But they will, no matter what it takes, no matter how much time and/or money I have to spend to make sure it happens. Because for me there is no possible life that does not include these dogs.

My dogs.

3 comments:

onequarterdal said...

This is such a beautiful and inspring story.

borderjack said...

This post is an inspiration, especially given where it takes place. My own background is eastern european, and no generation in my family had pets. I wasn't allowed to have them as a kid, either. As soon as I moved on my own, I adopted my first cat from the toronto humane society. He's still with me, followed by three more cats and two dogs, all from shelters. My mother is now so in love with them it warms my heart, because she's their "sitter" when I'm at work. But there are still many in my family who persist with old-world attitudes, who think animals don't belong inside and who won't even pet my dogs, which is heart breaking.

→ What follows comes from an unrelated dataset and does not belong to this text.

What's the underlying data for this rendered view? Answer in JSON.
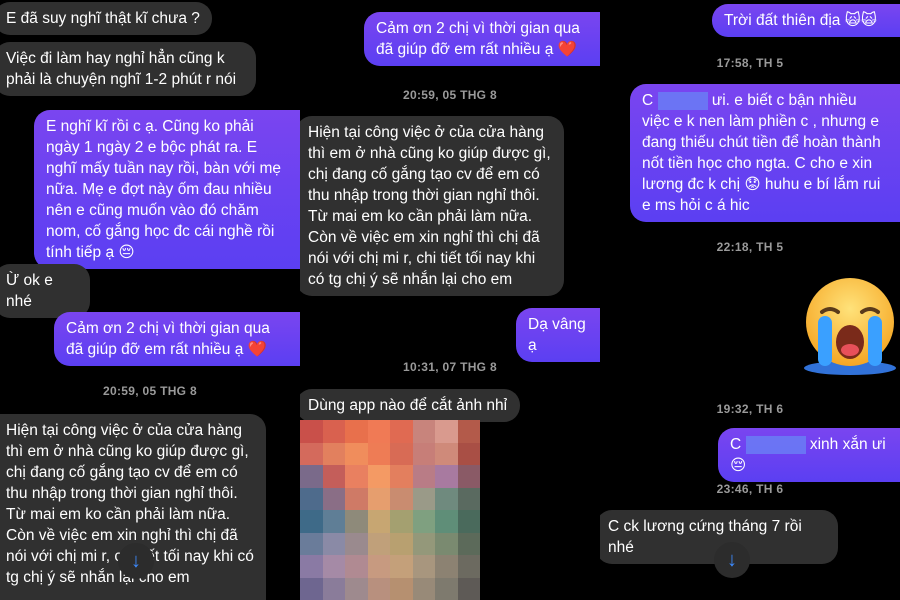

God bless you for saving those dogs (and your whole crew) in the face of what I can only imagine were some serious challenges.

Barb said...

What a wonderful story!! And as I'm sitting here with tears in my eyes I'm ashamed that -not 10 minutes ago - I was feeling a bit put out because the two foster dogs we've got now are causing some inconveniences. Not even big inconveniences, they're both good dogs and don't have any major issues - but it's 2 more big dogs in our small house and it feels crowded.
The pity party stops NOW - you've just brought things back into perspective, and thank you for that!